WHAT TO PRODUCE:
Exact copies of all the records are the expected output.

◆ ◆ ◆ ◆ ◆

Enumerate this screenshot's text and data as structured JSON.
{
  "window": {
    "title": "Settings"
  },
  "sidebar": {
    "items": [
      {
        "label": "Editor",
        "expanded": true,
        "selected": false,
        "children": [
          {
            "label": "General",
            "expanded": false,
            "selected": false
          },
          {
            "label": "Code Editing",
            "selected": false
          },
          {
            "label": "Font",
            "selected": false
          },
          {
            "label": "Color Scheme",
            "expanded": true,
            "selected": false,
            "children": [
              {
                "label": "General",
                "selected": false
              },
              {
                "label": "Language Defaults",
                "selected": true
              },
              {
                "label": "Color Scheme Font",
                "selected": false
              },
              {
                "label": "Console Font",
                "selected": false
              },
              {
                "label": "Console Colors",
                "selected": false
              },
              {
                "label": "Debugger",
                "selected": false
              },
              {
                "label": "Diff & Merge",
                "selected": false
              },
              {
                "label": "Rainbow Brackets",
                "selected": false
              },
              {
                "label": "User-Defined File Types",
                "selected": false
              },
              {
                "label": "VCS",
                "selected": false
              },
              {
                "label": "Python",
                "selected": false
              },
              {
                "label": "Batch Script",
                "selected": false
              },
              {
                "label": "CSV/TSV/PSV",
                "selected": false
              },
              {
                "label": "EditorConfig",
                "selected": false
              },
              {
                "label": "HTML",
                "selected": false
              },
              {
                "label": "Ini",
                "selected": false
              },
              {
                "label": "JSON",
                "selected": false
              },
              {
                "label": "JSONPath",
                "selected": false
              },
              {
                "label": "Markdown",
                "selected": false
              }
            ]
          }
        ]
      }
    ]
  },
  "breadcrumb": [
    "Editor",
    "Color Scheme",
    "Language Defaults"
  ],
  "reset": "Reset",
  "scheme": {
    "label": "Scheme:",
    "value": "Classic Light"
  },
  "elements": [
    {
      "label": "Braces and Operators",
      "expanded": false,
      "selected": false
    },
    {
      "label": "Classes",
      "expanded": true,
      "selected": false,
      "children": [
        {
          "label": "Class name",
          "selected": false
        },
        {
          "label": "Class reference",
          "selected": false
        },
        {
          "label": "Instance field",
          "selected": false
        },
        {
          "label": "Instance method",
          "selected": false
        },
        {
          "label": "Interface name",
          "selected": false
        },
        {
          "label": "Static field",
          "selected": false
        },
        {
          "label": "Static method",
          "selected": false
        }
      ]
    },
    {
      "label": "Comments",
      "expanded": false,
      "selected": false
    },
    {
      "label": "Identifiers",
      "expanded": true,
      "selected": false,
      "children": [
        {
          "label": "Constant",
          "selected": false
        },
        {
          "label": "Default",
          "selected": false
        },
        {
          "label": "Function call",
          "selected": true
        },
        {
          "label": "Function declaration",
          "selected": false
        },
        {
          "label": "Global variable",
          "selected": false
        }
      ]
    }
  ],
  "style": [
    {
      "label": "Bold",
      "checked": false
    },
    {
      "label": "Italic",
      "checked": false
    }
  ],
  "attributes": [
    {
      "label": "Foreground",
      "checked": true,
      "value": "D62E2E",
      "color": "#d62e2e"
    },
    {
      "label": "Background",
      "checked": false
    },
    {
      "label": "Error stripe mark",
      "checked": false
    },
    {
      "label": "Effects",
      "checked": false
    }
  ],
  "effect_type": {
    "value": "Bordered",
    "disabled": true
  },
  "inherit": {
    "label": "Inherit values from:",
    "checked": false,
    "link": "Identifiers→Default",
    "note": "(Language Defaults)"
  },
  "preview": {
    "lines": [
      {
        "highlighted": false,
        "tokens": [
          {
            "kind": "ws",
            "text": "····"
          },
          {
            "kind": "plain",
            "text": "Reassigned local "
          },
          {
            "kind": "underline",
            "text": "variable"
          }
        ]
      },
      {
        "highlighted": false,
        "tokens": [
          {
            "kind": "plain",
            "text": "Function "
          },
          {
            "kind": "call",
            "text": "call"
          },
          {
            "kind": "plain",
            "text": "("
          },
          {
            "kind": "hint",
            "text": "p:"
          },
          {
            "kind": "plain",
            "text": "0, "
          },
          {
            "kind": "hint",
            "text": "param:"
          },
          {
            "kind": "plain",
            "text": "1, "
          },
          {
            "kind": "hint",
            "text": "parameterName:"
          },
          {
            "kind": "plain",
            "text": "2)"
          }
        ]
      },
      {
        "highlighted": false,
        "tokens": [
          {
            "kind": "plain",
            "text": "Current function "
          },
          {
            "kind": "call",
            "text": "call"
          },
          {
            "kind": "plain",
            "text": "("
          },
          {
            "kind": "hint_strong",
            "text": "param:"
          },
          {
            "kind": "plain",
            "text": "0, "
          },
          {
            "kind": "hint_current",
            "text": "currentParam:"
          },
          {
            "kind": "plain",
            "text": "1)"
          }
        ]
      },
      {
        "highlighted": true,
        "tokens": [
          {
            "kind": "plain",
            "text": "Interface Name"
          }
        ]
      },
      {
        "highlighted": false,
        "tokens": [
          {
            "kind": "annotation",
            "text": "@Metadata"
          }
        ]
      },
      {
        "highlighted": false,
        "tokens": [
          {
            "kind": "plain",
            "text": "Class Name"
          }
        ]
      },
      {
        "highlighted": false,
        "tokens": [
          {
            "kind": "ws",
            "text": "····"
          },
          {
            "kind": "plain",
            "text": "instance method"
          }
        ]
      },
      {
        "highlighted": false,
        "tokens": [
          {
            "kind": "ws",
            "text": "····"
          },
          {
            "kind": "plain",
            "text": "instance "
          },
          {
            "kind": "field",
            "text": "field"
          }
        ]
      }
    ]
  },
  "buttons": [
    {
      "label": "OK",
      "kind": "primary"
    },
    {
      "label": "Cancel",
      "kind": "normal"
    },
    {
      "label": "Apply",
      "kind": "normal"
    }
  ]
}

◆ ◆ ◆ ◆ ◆

PROBLEM SOLUTION:
Enumerate this screenshot's text and data as structured JSON.
{
  "window": {
    "title": "Settings"
  },
  "sidebar": {
    "items": [
      {
        "label": "Editor",
        "expanded": true,
        "selected": false,
        "children": [
          {
            "label": "General",
            "expanded": false,
            "selected": false
          },
          {
            "label": "Code Editing",
            "selected": false
          },
          {
            "label": "Font",
            "selected": false
          },
          {
            "label": "Color Scheme",
            "expanded": true,
            "selected": false,
            "children": [
              {
                "label": "General",
                "selected": false
              },
              {
                "label": "Language Defaults",
                "selected": true
              },
              {
                "label": "Color Scheme Font",
                "selected": false
              },
              {
                "label": "Console Font",
                "selected": false
              },
              {
                "label": "Console Colors",
                "selected": false
              },
              {
                "label": "Debugger",
                "selected": false
              },
              {
                "label": "Diff & Merge",
                "selected": false
              },
              {
                "label": "Rainbow Brackets",
                "selected": false
              },
              {
                "label": "User-Defined File Types",
                "selected": false
              },
              {
                "label": "VCS",
                "selected": false
              },
              {
                "label": "Python",
                "selected": false
              },
              {
                "label": "Batch Script",
                "selected": false
              },
              {
                "label": "CSV/TSV/PSV",
                "selected": false
              },
              {
                "label": "EditorConfig",
                "selected": false
              },
              {
                "label": "HTML",
                "selected": false
              },
              {
                "label": "Ini",
                "selected": false
              },
              {
                "label": "JSON",
                "selected": false
              },
              {
                "label": "JSONPath",
                "selected": false
              },
              {
                "label": "Markdown",
                "selected": false
              }
            ]
          }
        ]
      }
    ]
  },
  "breadcrumb": [
    "Editor",
    "Color Scheme",
    "Language Defaults"
  ],
  "reset": "Reset",
  "scheme": {
    "label": "Scheme:",
    "value": "Classic Light"
  },
  "elements": [
    {
      "label": "Braces and Operators",
      "expanded": false,
      "selected": false
    },
    {
      "label": "Classes",
      "expanded": true,
      "selected": false,
      "children": [
        {
          "label": "Class name",
          "selected": false
        },
        {
          "label": "Class reference",
          "selected": false
        },
        {
          "label": "Instance field",
          "selected": false
        },
        {
          "label": "Instance method",
          "selected": false
        },
        {
          "label": "Interface name",
          "selected": false
        },
        {
          "label": "Static field",
          "selected": false
        },
        {
          "label": "Static method",
          "selected": false
        }
      ]
    },
    {
      "label": "Comments",
      "expanded": false,
      "selected": false
    },
    {
      "label": "Identifiers",
      "expanded": true,
      "selected": false,
      "children": [
        {
          "label": "Constant",
          "selected": false
        },
        {
          "label": "Default",
          "selected": false
        },
        {
          "label": "Function call",
          "selected": true
        },
        {
          "label": "Function declaration",
          "selected": false
        },
        {
          "label": "Global variable",
          "selected": false
        }
      ]
    }
  ],
  "style": [
    {
      "label": "Bold",
      "checked": false
    },
    {
      "label": "Italic",
      "checked": false
    }
  ],
  "attributes": [
    {
      "label": "Foreground",
      "checked": true,
      "value": "D62E2E",
      "color": "#d62e2e"
    },
    {
      "label": "Background",
      "checked": false
    },
    {
      "label": "Error stripe mark",
      "checked": false
    },
    {
      "label": "Effects",
      "checked": false
    }
  ],
  "effect_type": {
    "value": "Bordered",
    "disabled": true
  },
  "inherit": {
    "label": "Inherit values from:",
    "checked": false,
    "link": "Identifiers→Default",
    "note": "(Language Defaults)"
  },
  "preview": {
    "lines": [
      {
        "highlighted": false,
        "tokens": [
          {
            "kind": "ws",
            "text": "····"
          },
          {
            "kind": "plain",
            "text": "Reassigned local "
          },
          {
            "kind": "underline",
            "text": "variable"
          }
        ]
      },
      {
        "highlighted": false,
        "tokens": [
          {
            "kind": "plain",
            "text": "Function "
          },
          {
            "kind": "call",
            "text": "call"
          },
          {
            "kind": "plain",
            "text": "("
          },
          {
            "kind": "hint",
            "text": "p:"
          },
          {
            "kind": "plain",
            "text": "0, "
          },
          {
            "kind": "hint",
            "text": "param:"
          },
          {
            "kind": "plain",
            "text": "1, "
          },
          {
            "kind": "hint",
            "text": "parameterName:"
          },
          {
            "kind": "plain",
            "text": "2)"
          }
        ]
      },
      {
        "highlighted": false,
        "tokens": [
          {
            "kind": "plain",
            "text": "Current function "
          },
          {
            "kind": "call",
            "text": "call"
          },
          {
            "kind": "plain",
            "text": "("
          },
          {
            "kind": "hint_strong",
            "text": "param:"
          },
          {
            "kind": "plain",
            "text": "0, "
          },
          {
            "kind": "hint_current",
            "text": "currentParam:"
          },
          {
            "kind": "plain",
            "text": "1)"
          }
        ]
      },
      {
        "highlighted": true,
        "tokens": [
          {
            "kind": "plain",
            "text": "Interface Name"
          }
        ]
      },
      {
        "highlighted": false,
        "tokens": [
          {
            "kind": "annotation",
            "text": "@Metadata"
          }
        ]
      },
      {
        "highlighted": false,
        "tokens": [
          {
            "kind": "plain",
            "text": "Class Name"
          }
        ]
      },
      {
        "highlighted": false,
        "tokens": [
          {
            "kind": "ws",
            "text": "····"
          },
          {
            "kind": "plain",
            "text": "instance method"
          }
        ]
      },
      {
        "highlighted": false,
        "tokens": [
          {
            "kind": "ws",
            "text": "····"
          },
          {
            "kind": "plain",
            "text": "instance "
          },
          {
            "kind": "field",
            "text": "field"
          }
        ]
      }
    ]
  },
  "buttons": [
    {
      "label": "OK",
      "kind": "primary"
    },
    {
      "label": "Cancel",
      "kind": "normal"
    },
    {
      "label": "Apply",
      "kind": "normal"
    }
  ]
}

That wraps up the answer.